■ Records to use
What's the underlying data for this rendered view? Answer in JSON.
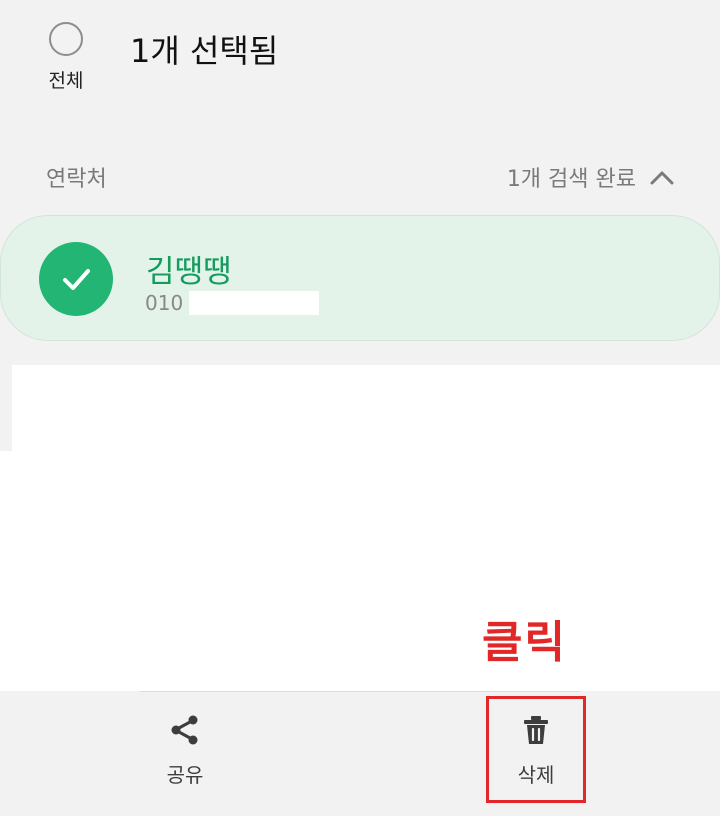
{
  "header": {
    "select_all_label": "전체",
    "selected_count": "1개 선택됨"
  },
  "section": {
    "title": "연락처",
    "result_text": "1개 검색 완료"
  },
  "contact": {
    "name": "김땡땡",
    "phone_prefix": "010",
    "selected": true
  },
  "annotation": {
    "click_label": "클릭",
    "highlight_color": "#e12727"
  },
  "actions": [
    {
      "label": "공유",
      "icon": "share-icon"
    },
    {
      "label": "삭제",
      "icon": "trash-icon"
    }
  ],
  "colors": {
    "accent": "#22b574",
    "name_text": "#139c5d",
    "card_background": "#e4f3ea",
    "page_background": "#f2f2f2"
  }
}
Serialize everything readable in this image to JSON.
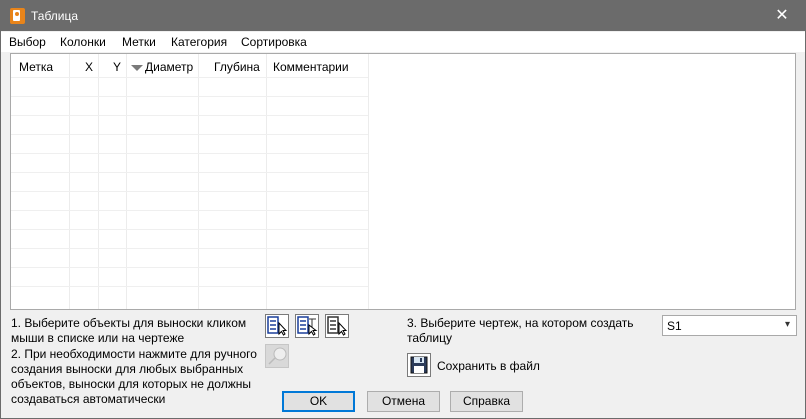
{
  "window": {
    "title": "Таблица"
  },
  "menu": [
    "Выбор",
    "Колонки",
    "Метки",
    "Категория",
    "Сортировка"
  ],
  "table": {
    "columns": [
      "Метка",
      "X",
      "Y",
      "Диаметр",
      "Глубина",
      "Комментарии"
    ],
    "sort_column": "Диаметр",
    "rows": []
  },
  "instructions": {
    "step1": "1. Выберите объекты для выноски кликом мыши в списке или на чертеже",
    "step2": "2. При необходимости нажмите для ручного создания выноски для любых выбранных объектов, выноски для которых не должны создаваться автоматически",
    "step3": "3. Выберите чертеж, на котором создать таблицу"
  },
  "sheet_select": {
    "value": "S1"
  },
  "save": {
    "label": "Сохранить в файл"
  },
  "buttons": {
    "ok": "OK",
    "cancel": "Отмена",
    "help": "Справка"
  },
  "colors": {
    "titlebar": "#6b6b6b",
    "accent": "#0078d7"
  }
}
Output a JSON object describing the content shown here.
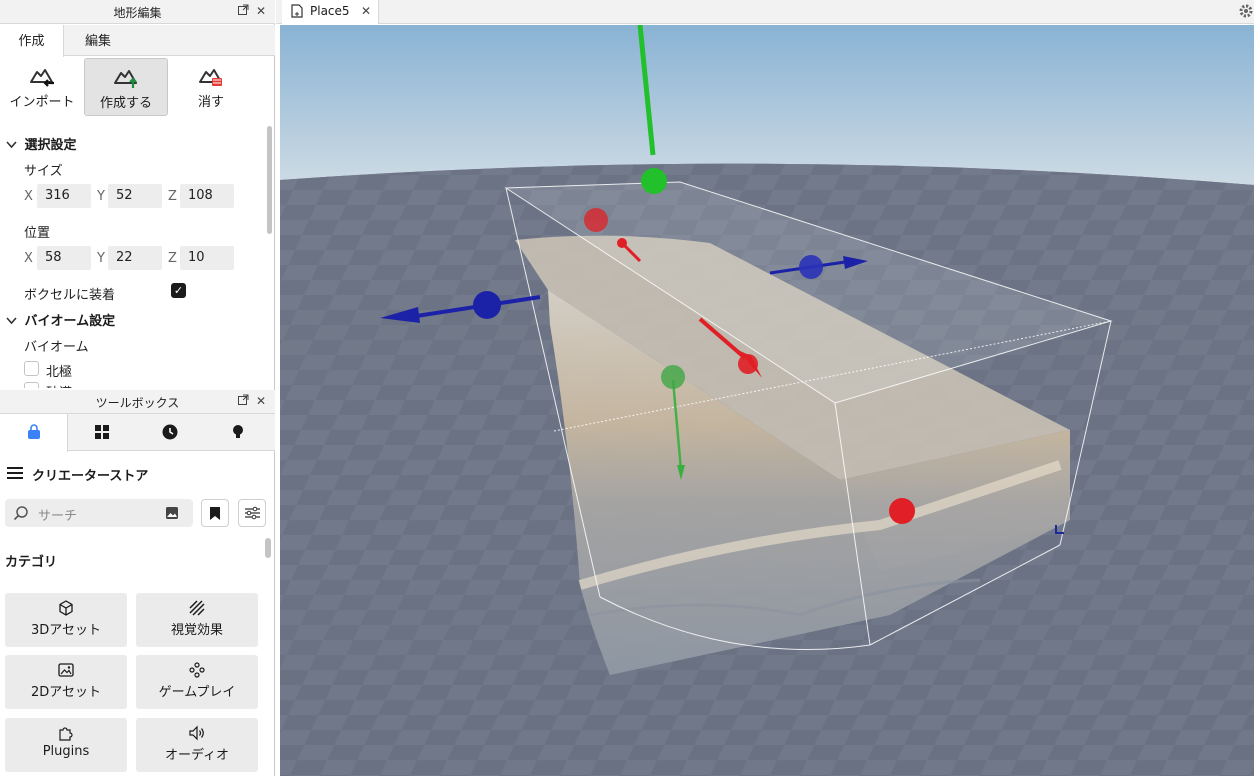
{
  "terrain_panel": {
    "title": "地形編集",
    "tabs": [
      {
        "label": "作成"
      },
      {
        "label": "編集"
      }
    ],
    "tools": [
      {
        "label": "インポート",
        "icon": "terrain-import-icon"
      },
      {
        "label": "作成する",
        "icon": "terrain-generate-icon"
      },
      {
        "label": "消す",
        "icon": "terrain-clear-icon"
      }
    ],
    "selection": {
      "heading": "選択設定",
      "size_label": "サイズ",
      "size": {
        "x": "316",
        "y": "52",
        "z": "108"
      },
      "position_label": "位置",
      "position": {
        "x": "58",
        "y": "22",
        "z": "10"
      },
      "axis_x": "X",
      "axis_y": "Y",
      "axis_z": "Z",
      "snap_label": "ボクセルに装着",
      "snap_checked": true
    },
    "biome": {
      "heading": "バイオーム設定",
      "label": "バイオーム",
      "items": [
        {
          "label": "北極",
          "checked": false
        },
        {
          "label": "砂漠",
          "checked": false
        }
      ]
    }
  },
  "toolbox": {
    "title": "ツールボックス",
    "tabs": [
      "store-bag-icon",
      "grid-icon",
      "clock-icon",
      "lightbulb-icon"
    ],
    "store_title": "クリエーターストア",
    "search_placeholder": "サーチ",
    "category_title": "カテゴリ",
    "categories": [
      {
        "label": "3Dアセット",
        "icon": "cube-icon"
      },
      {
        "label": "視覚効果",
        "icon": "hatch-icon"
      },
      {
        "label": "2Dアセット",
        "icon": "image-icon"
      },
      {
        "label": "ゲームプレイ",
        "icon": "gamepad-icon"
      },
      {
        "label": "Plugins",
        "icon": "puzzle-icon"
      },
      {
        "label": "オーディオ",
        "icon": "speaker-icon"
      }
    ]
  },
  "document": {
    "tab_name": "Place5"
  },
  "colors": {
    "accent": "#3b82f6",
    "gizmo_red": "#e01f26",
    "gizmo_green": "#22c02a",
    "gizmo_blue": "#1c22a8"
  }
}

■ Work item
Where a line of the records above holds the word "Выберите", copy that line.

■ Completed exercise
    "step1": "1. Выберите объекты для выноски кликом мыши в списке или на чертеже",
    "step3": "3. Выберите чертеж, на котором создать таблицу"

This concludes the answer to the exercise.